Computerization Movements and Technology Diffusion: From Mainframes to Ubiquitous Computing
Edited by Margaret S. Elliott and Kenneth L. KraemerForeword by Suzanne Iacono
"This book is a significant contribution to scholarly study in Social Informatics ... unique in being the largest collection of research papers on CMs to date. ... it shows that CMs greatly influence how people think about computing technologies and therefore help shape the technology adoption decisions of managers and users in organizations, and more broadly within society."
—Dr. Suzanne Iacono, from the foreword

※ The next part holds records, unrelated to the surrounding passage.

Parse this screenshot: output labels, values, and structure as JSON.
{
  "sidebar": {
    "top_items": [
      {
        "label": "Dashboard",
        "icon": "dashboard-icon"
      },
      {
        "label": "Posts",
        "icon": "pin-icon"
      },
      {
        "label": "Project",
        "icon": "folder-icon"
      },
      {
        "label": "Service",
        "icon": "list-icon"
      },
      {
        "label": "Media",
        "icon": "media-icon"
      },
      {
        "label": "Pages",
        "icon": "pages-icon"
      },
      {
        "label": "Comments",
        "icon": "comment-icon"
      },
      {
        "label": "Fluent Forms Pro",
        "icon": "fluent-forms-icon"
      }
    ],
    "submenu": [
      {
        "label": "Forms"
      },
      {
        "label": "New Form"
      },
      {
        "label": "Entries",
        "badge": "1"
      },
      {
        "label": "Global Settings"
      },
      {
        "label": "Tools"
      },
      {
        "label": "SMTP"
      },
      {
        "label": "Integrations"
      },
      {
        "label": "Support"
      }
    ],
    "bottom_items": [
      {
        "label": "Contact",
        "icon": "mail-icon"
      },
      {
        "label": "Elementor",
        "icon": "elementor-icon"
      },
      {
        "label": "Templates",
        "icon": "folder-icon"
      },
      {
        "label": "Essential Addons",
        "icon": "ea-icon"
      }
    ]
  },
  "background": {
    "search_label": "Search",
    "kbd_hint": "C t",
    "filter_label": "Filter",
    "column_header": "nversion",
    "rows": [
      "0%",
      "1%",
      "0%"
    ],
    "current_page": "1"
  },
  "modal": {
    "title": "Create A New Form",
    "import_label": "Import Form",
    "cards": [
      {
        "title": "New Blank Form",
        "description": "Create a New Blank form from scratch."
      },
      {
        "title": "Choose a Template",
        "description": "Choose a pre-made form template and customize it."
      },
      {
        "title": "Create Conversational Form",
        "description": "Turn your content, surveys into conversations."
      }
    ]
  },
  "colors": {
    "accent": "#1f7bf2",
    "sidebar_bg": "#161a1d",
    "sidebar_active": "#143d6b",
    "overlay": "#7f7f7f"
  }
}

"Computerization movement" (CM), as first articulated by Rob Kling, refers to a special kind of social and technological movement that promotes the adoption of computing within organizations and society. Here, editors Margaret S. Elliott and Kenneth L. Kraemer and more than two dozen noted scholars trace the successes and failures of CMs from the mainframe and PC eras to the current Internet era and the emerging era of ubiquitous computing.
Through theoretical analyses, systematic empirical studies, field-based studies, and case studies of specific technologies, the book shows CMs to be driven by Utopian visions of technology that become part of the "ether” within society, creating a general bias in favor of computing adoption. The empirical studies presented here show the need for designers, users, and the media to be aware that CM rhetoric can propose grand visions that never become part of a reality, and reinforce the need for critical and scholarly review of promising new technologies.